[What the task asks]: Your task is to repeat the entries exactly. Leave the pictures out.

[Raw data]:
# # # # #

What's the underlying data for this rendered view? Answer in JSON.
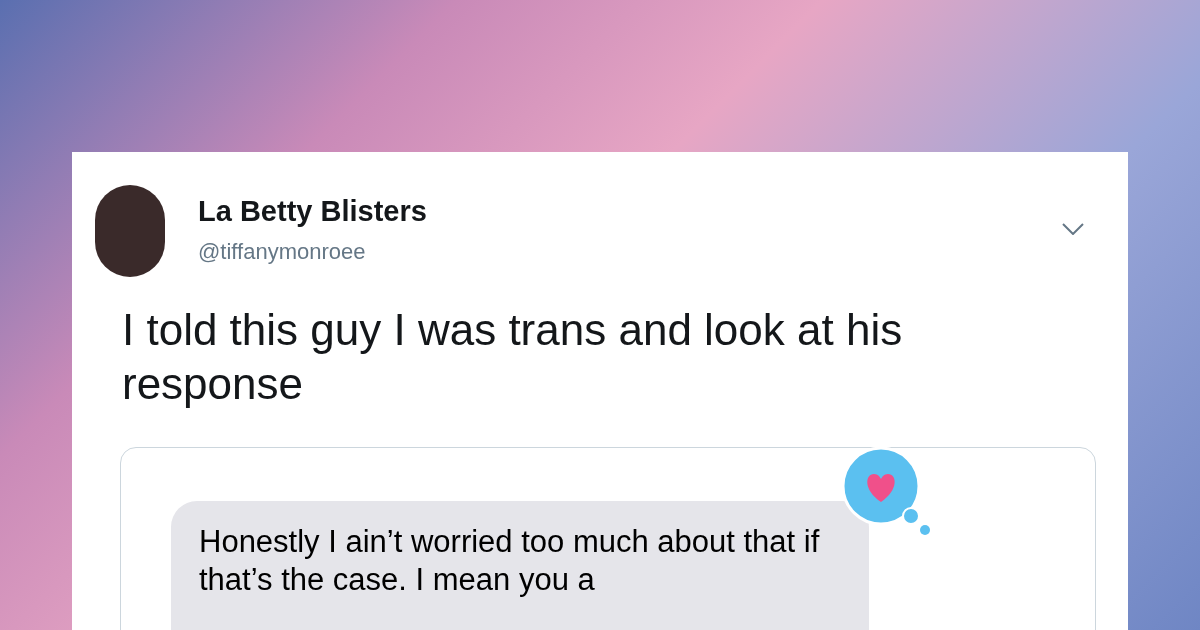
{
  "tweet": {
    "author": {
      "name": "La Betty Blisters",
      "handle": "@tiffanymonroee"
    },
    "text": "I told this guy I was trans and look at his response",
    "screenshot": {
      "message": {
        "text": "Honestly I ain’t worried too much about that if that’s the case. I mean you a"
      }
    }
  }
}
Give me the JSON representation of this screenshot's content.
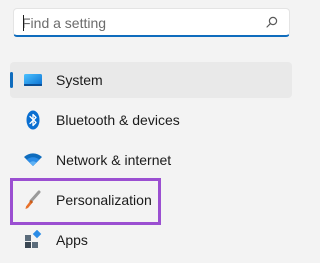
{
  "search": {
    "placeholder": "Find a setting",
    "icon": "search-icon"
  },
  "nav": {
    "items": [
      {
        "label": "System",
        "icon": "monitor-icon",
        "selected": true
      },
      {
        "label": "Bluetooth & devices",
        "icon": "bluetooth-icon",
        "selected": false
      },
      {
        "label": "Network & internet",
        "icon": "wifi-icon",
        "selected": false
      },
      {
        "label": "Personalization",
        "icon": "paintbrush-icon",
        "selected": false
      },
      {
        "label": "Apps",
        "icon": "apps-icon",
        "selected": false
      }
    ]
  },
  "colors": {
    "accent": "#0f6cbd",
    "highlight": "#9b4fd1",
    "background": "#f3f3f3",
    "selected_background": "#e9e9e9"
  }
}
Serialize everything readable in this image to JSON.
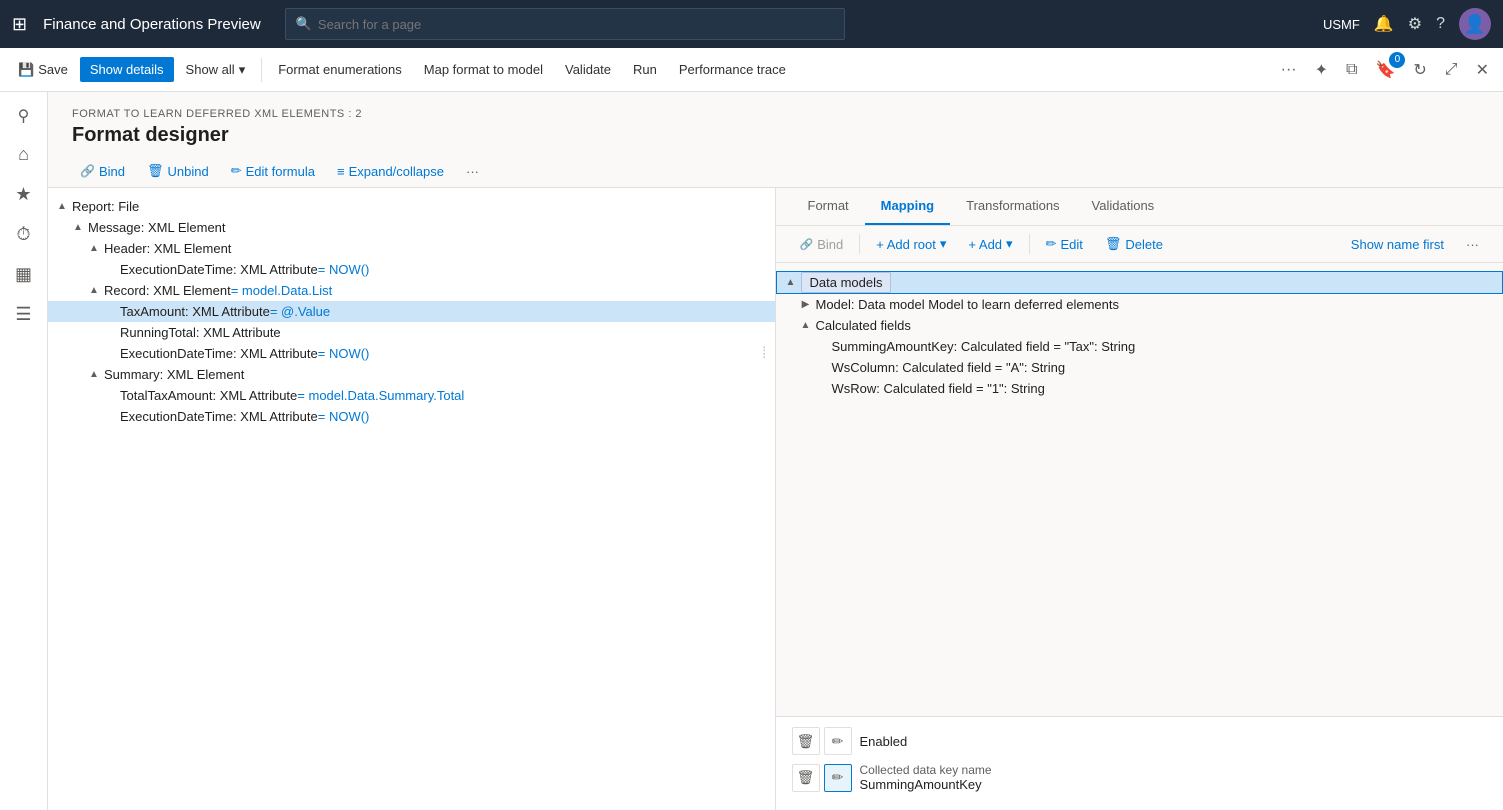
{
  "topNav": {
    "gridIcon": "⊞",
    "appTitle": "Finance and Operations Preview",
    "searchPlaceholder": "Search for a page",
    "searchIcon": "🔍",
    "username": "USMF",
    "bellIcon": "🔔",
    "gearIcon": "⚙",
    "helpIcon": "?",
    "avatarInitial": "👤"
  },
  "toolbar": {
    "saveLabel": "Save",
    "showDetailsLabel": "Show details",
    "showAllLabel": "Show all",
    "showAllDropdown": "▾",
    "formatEnumerationsLabel": "Format enumerations",
    "mapFormatToModelLabel": "Map format to model",
    "validateLabel": "Validate",
    "runLabel": "Run",
    "performanceTraceLabel": "Performance trace",
    "moreIcon": "···",
    "pinIcon": "📌",
    "copyIcon": "⧉",
    "badgeCount": "0",
    "refreshIcon": "↻",
    "popoutIcon": "⤢",
    "closeIcon": "✕"
  },
  "sidebar": {
    "items": [
      {
        "icon": "☰",
        "name": "menu-icon"
      },
      {
        "icon": "⌂",
        "name": "home-icon"
      },
      {
        "icon": "★",
        "name": "favorites-icon"
      },
      {
        "icon": "⏱",
        "name": "recent-icon"
      },
      {
        "icon": "▦",
        "name": "workspaces-icon"
      },
      {
        "icon": "☰",
        "name": "modules-icon"
      }
    ]
  },
  "pageHeader": {
    "breadcrumb": "FORMAT TO LEARN DEFERRED XML ELEMENTS : 2",
    "title": "Format designer"
  },
  "subToolbar": {
    "bindLabel": "Bind",
    "unbindLabel": "Unbind",
    "editFormulaLabel": "Edit formula",
    "expandCollapseLabel": "Expand/collapse",
    "moreIcon": "···"
  },
  "formatTree": {
    "items": [
      {
        "indent": 0,
        "toggle": "▲",
        "label": "Report: File",
        "selected": false
      },
      {
        "indent": 1,
        "toggle": "▲",
        "label": "Message: XML Element",
        "selected": false
      },
      {
        "indent": 2,
        "toggle": "▲",
        "label": "Header: XML Element",
        "selected": false
      },
      {
        "indent": 3,
        "toggle": "",
        "label": "ExecutionDateTime: XML Attribute",
        "formula": " = NOW()",
        "selected": false
      },
      {
        "indent": 2,
        "toggle": "▲",
        "label": "Record: XML Element",
        "formula": " = model.Data.List",
        "selected": false
      },
      {
        "indent": 3,
        "toggle": "",
        "label": "TaxAmount: XML Attribute",
        "formula": " = @.Value",
        "selected": true
      },
      {
        "indent": 3,
        "toggle": "",
        "label": "RunningTotal: XML Attribute",
        "selected": false
      },
      {
        "indent": 3,
        "toggle": "",
        "label": "ExecutionDateTime: XML Attribute",
        "formula": " = NOW()",
        "selected": false,
        "hasHandle": true
      },
      {
        "indent": 2,
        "toggle": "▲",
        "label": "Summary: XML Element",
        "selected": false
      },
      {
        "indent": 3,
        "toggle": "",
        "label": "TotalTaxAmount: XML Attribute",
        "formula": " = model.Data.Summary.Total",
        "selected": false
      },
      {
        "indent": 3,
        "toggle": "",
        "label": "ExecutionDateTime: XML Attribute",
        "formula": " = NOW()",
        "selected": false
      }
    ]
  },
  "rightPanel": {
    "tabs": [
      {
        "label": "Format",
        "active": false
      },
      {
        "label": "Mapping",
        "active": true
      },
      {
        "label": "Transformations",
        "active": false
      },
      {
        "label": "Validations",
        "active": false
      }
    ],
    "subtoolbar": {
      "bindLabel": "Bind",
      "addRootLabel": "+ Add root",
      "addRootDropdown": "▾",
      "addLabel": "+ Add",
      "addDropdown": "▾",
      "editLabel": "Edit",
      "deleteLabel": "Delete",
      "showNameFirstLabel": "Show name first",
      "moreIcon": "···"
    },
    "modelTree": {
      "items": [
        {
          "indent": 0,
          "toggle": "▲",
          "label": "Data models",
          "selected": true,
          "isGroup": true
        },
        {
          "indent": 1,
          "toggle": "▶",
          "label": "Model: Data model Model to learn deferred elements",
          "selected": false
        },
        {
          "indent": 1,
          "toggle": "▲",
          "label": "Calculated fields",
          "selected": false
        },
        {
          "indent": 2,
          "toggle": "",
          "label": "SummingAmountKey: Calculated field = \"Tax\": String",
          "selected": false
        },
        {
          "indent": 2,
          "toggle": "",
          "label": "WsColumn: Calculated field = \"A\": String",
          "selected": false
        },
        {
          "indent": 2,
          "toggle": "",
          "label": "WsRow: Calculated field = \"1\": String",
          "selected": false
        }
      ]
    },
    "bottomFields": [
      {
        "label": "Enabled",
        "hasDelete": true,
        "hasEdit": true
      },
      {
        "sublabel": "Collected data key name",
        "value": "SummingAmountKey",
        "hasDelete": true,
        "hasEdit": true,
        "editActive": true
      }
    ]
  }
}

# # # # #

[Exercise answer]:
What's the underlying data for this rendered view? Answer in JSON.
{
  "tweet": {
    "author": {
      "name": "La Betty Blisters",
      "handle": "@tiffanymonroee"
    },
    "text": "I told this guy I was trans and look at his response",
    "screenshot": {
      "message": {
        "text": "Honestly I ain’t worried too much about that if that’s the case. I mean you a"
      }
    }
  }
}
Give me the JSON representation of this screenshot's content.
{
  "search": {
    "placeholder": "Find a setting",
    "icon": "search-icon"
  },
  "nav": {
    "items": [
      {
        "label": "System",
        "icon": "monitor-icon",
        "selected": true
      },
      {
        "label": "Bluetooth & devices",
        "icon": "bluetooth-icon",
        "selected": false
      },
      {
        "label": "Network & internet",
        "icon": "wifi-icon",
        "selected": false
      },
      {
        "label": "Personalization",
        "icon": "paintbrush-icon",
        "selected": false
      },
      {
        "label": "Apps",
        "icon": "apps-icon",
        "selected": false
      }
    ]
  },
  "colors": {
    "accent": "#0f6cbd",
    "highlight": "#9b4fd1",
    "background": "#f3f3f3",
    "selected_background": "#e9e9e9"
  }
}
Serialize everything readable in this image to JSON.
{
  "topNav": {
    "gridIcon": "⊞",
    "appTitle": "Finance and Operations Preview",
    "searchPlaceholder": "Search for a page",
    "searchIcon": "🔍",
    "username": "USMF",
    "bellIcon": "🔔",
    "gearIcon": "⚙",
    "helpIcon": "?",
    "avatarInitial": "👤"
  },
  "toolbar": {
    "saveLabel": "Save",
    "showDetailsLabel": "Show details",
    "showAllLabel": "Show all",
    "showAllDropdown": "▾",
    "formatEnumerationsLabel": "Format enumerations",
    "mapFormatToModelLabel": "Map format to model",
    "validateLabel": "Validate",
    "runLabel": "Run",
    "performanceTraceLabel": "Performance trace",
    "moreIcon": "···",
    "pinIcon": "📌",
    "copyIcon": "⧉",
    "badgeCount": "0",
    "refreshIcon": "↻",
    "popoutIcon": "⤢",
    "closeIcon": "✕"
  },
  "sidebar": {
    "items": [
      {
        "icon": "☰",
        "name": "menu-icon"
      },
      {
        "icon": "⌂",
        "name": "home-icon"
      },
      {
        "icon": "★",
        "name": "favorites-icon"
      },
      {
        "icon": "⏱",
        "name": "recent-icon"
      },
      {
        "icon": "▦",
        "name": "workspaces-icon"
      },
      {
        "icon": "☰",
        "name": "modules-icon"
      }
    ]
  },
  "pageHeader": {
    "breadcrumb": "FORMAT TO LEARN DEFERRED XML ELEMENTS : 2",
    "title": "Format designer"
  },
  "subToolbar": {
    "bindLabel": "Bind",
    "unbindLabel": "Unbind",
    "editFormulaLabel": "Edit formula",
    "expandCollapseLabel": "Expand/collapse",
    "moreIcon": "···"
  },
  "formatTree": {
    "items": [
      {
        "indent": 0,
        "toggle": "▲",
        "label": "Report: File",
        "selected": false
      },
      {
        "indent": 1,
        "toggle": "▲",
        "label": "Message: XML Element",
        "selected": false
      },
      {
        "indent": 2,
        "toggle": "▲",
        "label": "Header: XML Element",
        "selected": false
      },
      {
        "indent": 3,
        "toggle": "",
        "label": "ExecutionDateTime: XML Attribute",
        "formula": " = NOW()",
        "selected": false
      },
      {
        "indent": 2,
        "toggle": "▲",
        "label": "Record: XML Element",
        "formula": " = model.Data.List",
        "selected": false
      },
      {
        "indent": 3,
        "toggle": "",
        "label": "TaxAmount: XML Attribute",
        "formula": " = @.Value",
        "selected": true
      },
      {
        "indent": 3,
        "toggle": "",
        "label": "RunningTotal: XML Attribute",
        "selected": false
      },
      {
        "indent": 3,
        "toggle": "",
        "label": "ExecutionDateTime: XML Attribute",
        "formula": " = NOW()",
        "selected": false,
        "hasHandle": true
      },
      {
        "indent": 2,
        "toggle": "▲",
        "label": "Summary: XML Element",
        "selected": false
      },
      {
        "indent": 3,
        "toggle": "",
        "label": "TotalTaxAmount: XML Attribute",
        "formula": " = model.Data.Summary.Total",
        "selected": false
      },
      {
        "indent": 3,
        "toggle": "",
        "label": "ExecutionDateTime: XML Attribute",
        "formula": " = NOW()",
        "selected": false
      }
    ]
  },
  "rightPanel": {
    "tabs": [
      {
        "label": "Format",
        "active": false
      },
      {
        "label": "Mapping",
        "active": true
      },
      {
        "label": "Transformations",
        "active": false
      },
      {
        "label": "Validations",
        "active": false
      }
    ],
    "subtoolbar": {
      "bindLabel": "Bind",
      "addRootLabel": "+ Add root",
      "addRootDropdown": "▾",
      "addLabel": "+ Add",
      "addDropdown": "▾",
      "editLabel": "Edit",
      "deleteLabel": "Delete",
      "showNameFirstLabel": "Show name first",
      "moreIcon": "···"
    },
    "modelTree": {
      "items": [
        {
          "indent": 0,
          "toggle": "▲",
          "label": "Data models",
          "selected": true,
          "isGroup": true
        },
        {
          "indent": 1,
          "toggle": "▶",
          "label": "Model: Data model Model to learn deferred elements",
          "selected": false
        },
        {
          "indent": 1,
          "toggle": "▲",
          "label": "Calculated fields",
          "selected": false
        },
        {
          "indent": 2,
          "toggle": "",
          "label": "SummingAmountKey: Calculated field = \"Tax\": String",
          "selected": false
        },
        {
          "indent": 2,
          "toggle": "",
          "label": "WsColumn: Calculated field = \"A\": String",
          "selected": false
        },
        {
          "indent": 2,
          "toggle": "",
          "label": "WsRow: Calculated field = \"1\": String",
          "selected": false
        }
      ]
    },
    "bottomFields": [
      {
        "label": "Enabled",
        "hasDelete": true,
        "hasEdit": true
      },
      {
        "sublabel": "Collected data key name",
        "value": "SummingAmountKey",
        "hasDelete": true,
        "hasEdit": true,
        "editActive": true
      }
    ]
  }
}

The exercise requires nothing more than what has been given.